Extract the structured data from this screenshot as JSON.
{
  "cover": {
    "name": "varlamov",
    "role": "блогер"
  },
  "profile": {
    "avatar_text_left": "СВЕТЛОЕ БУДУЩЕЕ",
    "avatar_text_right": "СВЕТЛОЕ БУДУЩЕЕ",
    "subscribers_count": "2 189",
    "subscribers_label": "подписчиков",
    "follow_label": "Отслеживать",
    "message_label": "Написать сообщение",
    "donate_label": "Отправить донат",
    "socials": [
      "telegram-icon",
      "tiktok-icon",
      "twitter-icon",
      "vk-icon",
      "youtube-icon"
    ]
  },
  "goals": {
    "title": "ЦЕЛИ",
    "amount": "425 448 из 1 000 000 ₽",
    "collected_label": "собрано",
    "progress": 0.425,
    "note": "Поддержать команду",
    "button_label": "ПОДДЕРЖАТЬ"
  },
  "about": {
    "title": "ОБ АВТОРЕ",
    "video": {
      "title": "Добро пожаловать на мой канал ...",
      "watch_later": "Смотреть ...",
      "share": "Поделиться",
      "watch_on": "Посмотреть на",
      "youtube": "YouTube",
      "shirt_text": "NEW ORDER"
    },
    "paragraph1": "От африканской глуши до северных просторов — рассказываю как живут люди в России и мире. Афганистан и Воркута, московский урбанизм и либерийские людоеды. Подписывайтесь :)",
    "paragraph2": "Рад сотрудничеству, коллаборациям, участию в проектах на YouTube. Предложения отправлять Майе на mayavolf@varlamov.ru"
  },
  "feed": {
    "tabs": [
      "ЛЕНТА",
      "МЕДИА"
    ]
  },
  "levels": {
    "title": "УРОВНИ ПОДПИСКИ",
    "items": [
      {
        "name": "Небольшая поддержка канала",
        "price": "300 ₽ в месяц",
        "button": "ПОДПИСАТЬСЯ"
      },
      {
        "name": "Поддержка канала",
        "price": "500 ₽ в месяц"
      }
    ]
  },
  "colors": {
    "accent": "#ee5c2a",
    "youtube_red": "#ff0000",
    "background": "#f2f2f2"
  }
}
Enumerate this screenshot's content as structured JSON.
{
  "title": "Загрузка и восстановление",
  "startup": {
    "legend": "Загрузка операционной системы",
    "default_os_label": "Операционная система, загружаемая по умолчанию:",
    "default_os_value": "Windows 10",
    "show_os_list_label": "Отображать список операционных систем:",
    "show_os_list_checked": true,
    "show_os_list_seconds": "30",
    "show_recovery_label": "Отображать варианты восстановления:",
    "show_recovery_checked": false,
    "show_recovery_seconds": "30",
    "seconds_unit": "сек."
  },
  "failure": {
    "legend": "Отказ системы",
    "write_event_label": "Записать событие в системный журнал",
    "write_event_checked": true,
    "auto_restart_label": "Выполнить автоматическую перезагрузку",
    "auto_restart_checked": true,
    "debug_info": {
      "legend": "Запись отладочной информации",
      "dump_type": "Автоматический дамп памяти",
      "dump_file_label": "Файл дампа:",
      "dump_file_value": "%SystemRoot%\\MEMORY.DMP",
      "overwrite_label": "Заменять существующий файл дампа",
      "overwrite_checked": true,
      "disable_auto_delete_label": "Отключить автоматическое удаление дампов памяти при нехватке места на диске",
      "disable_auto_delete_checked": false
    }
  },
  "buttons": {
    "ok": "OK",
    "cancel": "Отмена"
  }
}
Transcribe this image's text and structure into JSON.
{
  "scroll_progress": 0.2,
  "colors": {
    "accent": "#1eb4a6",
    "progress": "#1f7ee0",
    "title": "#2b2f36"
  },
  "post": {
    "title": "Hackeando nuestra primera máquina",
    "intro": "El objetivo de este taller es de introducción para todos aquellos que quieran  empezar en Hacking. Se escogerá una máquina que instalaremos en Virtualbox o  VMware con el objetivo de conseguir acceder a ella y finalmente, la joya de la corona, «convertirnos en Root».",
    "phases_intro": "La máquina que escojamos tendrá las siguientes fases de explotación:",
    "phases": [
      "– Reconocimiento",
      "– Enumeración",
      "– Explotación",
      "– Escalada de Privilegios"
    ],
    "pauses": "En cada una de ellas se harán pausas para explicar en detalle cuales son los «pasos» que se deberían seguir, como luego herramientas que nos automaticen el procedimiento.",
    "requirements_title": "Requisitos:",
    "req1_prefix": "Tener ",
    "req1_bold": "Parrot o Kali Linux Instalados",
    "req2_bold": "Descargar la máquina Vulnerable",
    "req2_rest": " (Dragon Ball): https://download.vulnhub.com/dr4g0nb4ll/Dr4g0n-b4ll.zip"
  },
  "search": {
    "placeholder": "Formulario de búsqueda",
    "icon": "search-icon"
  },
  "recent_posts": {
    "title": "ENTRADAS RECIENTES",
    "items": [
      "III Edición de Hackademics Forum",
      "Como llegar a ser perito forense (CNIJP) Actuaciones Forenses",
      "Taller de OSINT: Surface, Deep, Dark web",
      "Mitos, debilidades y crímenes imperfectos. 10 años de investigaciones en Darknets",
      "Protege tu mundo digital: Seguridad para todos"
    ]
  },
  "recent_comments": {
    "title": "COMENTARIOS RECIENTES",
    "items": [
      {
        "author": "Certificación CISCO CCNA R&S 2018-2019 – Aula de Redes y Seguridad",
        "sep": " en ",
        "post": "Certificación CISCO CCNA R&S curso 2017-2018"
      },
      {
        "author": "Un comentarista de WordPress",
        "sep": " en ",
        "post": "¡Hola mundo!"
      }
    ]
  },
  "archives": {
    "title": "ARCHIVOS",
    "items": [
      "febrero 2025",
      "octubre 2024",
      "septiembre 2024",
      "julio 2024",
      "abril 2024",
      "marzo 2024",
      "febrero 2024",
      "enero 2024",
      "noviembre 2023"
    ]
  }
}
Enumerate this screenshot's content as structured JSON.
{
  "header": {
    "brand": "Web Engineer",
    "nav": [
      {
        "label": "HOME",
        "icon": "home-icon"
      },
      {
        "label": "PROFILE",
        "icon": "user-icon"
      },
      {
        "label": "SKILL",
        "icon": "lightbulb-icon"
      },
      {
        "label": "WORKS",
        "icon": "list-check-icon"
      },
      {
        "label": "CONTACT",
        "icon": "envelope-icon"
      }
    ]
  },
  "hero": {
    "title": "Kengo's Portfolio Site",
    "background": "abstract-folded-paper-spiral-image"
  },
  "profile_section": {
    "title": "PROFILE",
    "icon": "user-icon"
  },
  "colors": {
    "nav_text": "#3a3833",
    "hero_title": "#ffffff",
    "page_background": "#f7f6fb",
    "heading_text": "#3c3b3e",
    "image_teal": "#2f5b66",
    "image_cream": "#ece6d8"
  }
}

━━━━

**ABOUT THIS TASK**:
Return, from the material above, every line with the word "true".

**COMPLETED EXERCISE**:
    "show_os_list_checked": true,
    "write_event_checked": true,
    "auto_restart_checked": true,
      "overwrite_checked": true,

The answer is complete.